Along with the CNC router I discovered the wonderful material called Precision Board and the glues, primers and other companion products they offer. Since then we have gone through many tons of the material using it in most signs and projects we tackle. This journal will chronicle our many adventures both past, present and future. I'll talk from the perspective of someone who pushes these products to the creative limit on a daily basis. I'll be adding to the stories two or three times each week. -dan

Monday, June 7, 2010

Fancy rope borders!

The next name plaque I tackled was for Jonathan. He owns a company that builds quality custom homes. Jonathan is excited about ways he can possibly use a router (and textures) in these homes. I suspect he'll fall in love with Precision Board too before the workshop is over. Each time I do a workshop at least one name plaque simply has to use the 'rope trick'. I never get tired of it. EnRoute makes it so simple! This is a simple extrude function with unlimited possibilities... one being a cool rope. The vectors were simple... some type with a series of oval around the lettering.
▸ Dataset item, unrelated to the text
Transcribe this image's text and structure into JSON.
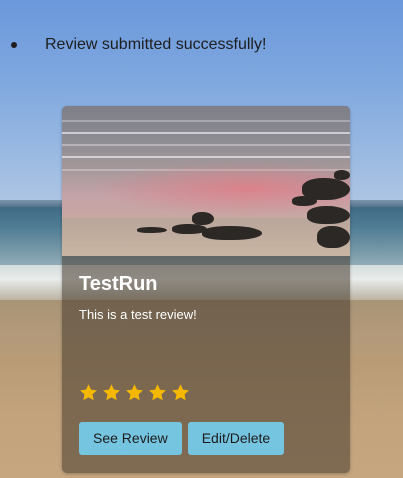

The rope would follow the center oval.
Once I imported the AI vector file into EnRoute I added an outline around the lettering. I also added another oval offset slightly from the inside one to form the dome in the center. The small weird shape at the bottom is the cross section of the rope. A weave bitmap from my 'TEXTURE MAGIC' collection was used to create the texture. If you look close at the picture below you can see the vectors underneath the bitmap. I sized an positioned it so the weave was even on all sides.
The oval was extruded at a mesh, then positioned on the file before being merged to the relief. The mesh is red in the screen capture.
I created the border around the lettering as a separate file, then modified that relief using an oval to make it domed like the plaque itself. I could then position it using the different views to make sure it rose above the other parts perfectly. Once I was satisfied I then merged it all together. Tool pathing was done with a 3/8 ball nose to rough it out followed by a final pass with a 1/8" bit and an 80" overlap.
Then I sent it to the MultiCam for the magic treatment. In less than an hour the file was done. While the machine worked I was busy once more making another file for the next plaque...